In my refrigerator, which is just barely stocked because I will only be here for a few days, I found half of a two-day-old grocery store sandwich. It wasn't particularly good two days ago: a smear of turkey on a thick hunk of pasty, white bread. Definitely not gourmet or even tasty or healthy. I push it aside for the two lemon cookies leftover from last night's dinner with the neighbors. They didn't do anything except set off a cycle of eating, and once again I was rooting around in the fridge. There's that sandwich again. I'm not *really* hungry and I know that sandwich is mediocre at best, however ... 


You probably know where this is going. I ate the sandwich, and now I'm wondering why. It was an interesting process to observe: thinking the problem was too much bread, I removed the top bread layer and slathered honey mustard on the turkey and limp lettuce. That didn’t help much, but I ate it anyway. Now, I was no longer hungry but very dissatisfied, so I fried the sandwich top in the little bit of butter I had. That left me overly full and feeling stupid for eating something that bad with no redeeming value. It occurs to me that this is like a hangover ... maybe a food-over?


Once again I wonder why? I've been here before when an unsatisfying food triggers an eating binge. An hour later I'm still overfull, lethargic, uncomfortable and unhappy with myself and decide to see if I can follow the rabbit trail that got me here. 


Many years ago when I smoked, I recognized how much it was affecting my breathing ... and also saw the black lung photos going around ... so I quit. It wasn't easy, but I did it. Some years after that I stopped drinking because I hated having hangovers. Why is food so much different? The phrase that pops into my mind is "looking for love in all the wrong places."


I know that food and eating is connected to childhood triggers so there's no reason to keep gnawing on that bone. What I really want to do is to create a space between the trigger and the eating response, a way to press pause and allow room for a rational decision.

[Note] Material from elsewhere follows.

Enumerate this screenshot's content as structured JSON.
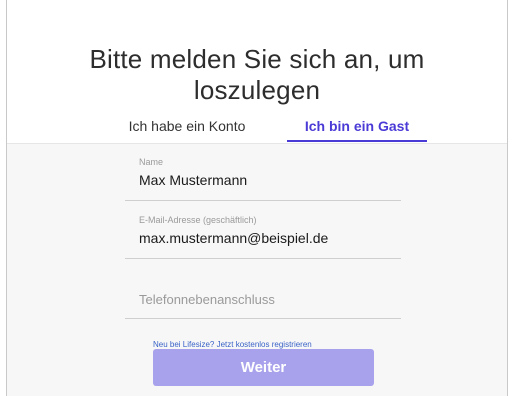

After the sandwich fiasco, I pulled myself together and headed out for my favorite kayaking spot, about ten minutes away and opened Drafts, the simple note-taking app for my iPhone, and began to talk about what happened this morning. I’ve started recognizing triggers, although that doesn’t help much when I just ignore them. I thought maybe talking myself through these triggers would help me understand them and find ways to love myself in a more productive way than eating something which rightfully should have been thrown away. The goal is to make better decisions.


During this conversation with self, I recognized a mild sense of depression at the loss of this special place on the lake. It’s probably not stretching the metaphor too far to wonder if I was trying to fill up the empty space created by this loss with whatever food was handy, even if it was pretty awful. Writing this seems on target and I feel tears welling up. Buying this lake place was a huge step, a gift to myself, an honoring of something I’ve always wanted. Leaving it is painful even when I know the move that prompted this change was the right one for me right now. To honor this sadness, I decided to make a tribute to my time at the lake, a loving ritual of letting go.  I begin pulling photos and reliving the memories of this place.


This note was created using Drafts and then cleaned up for this post. I am making a commitment to use this process when the next triggering event happens.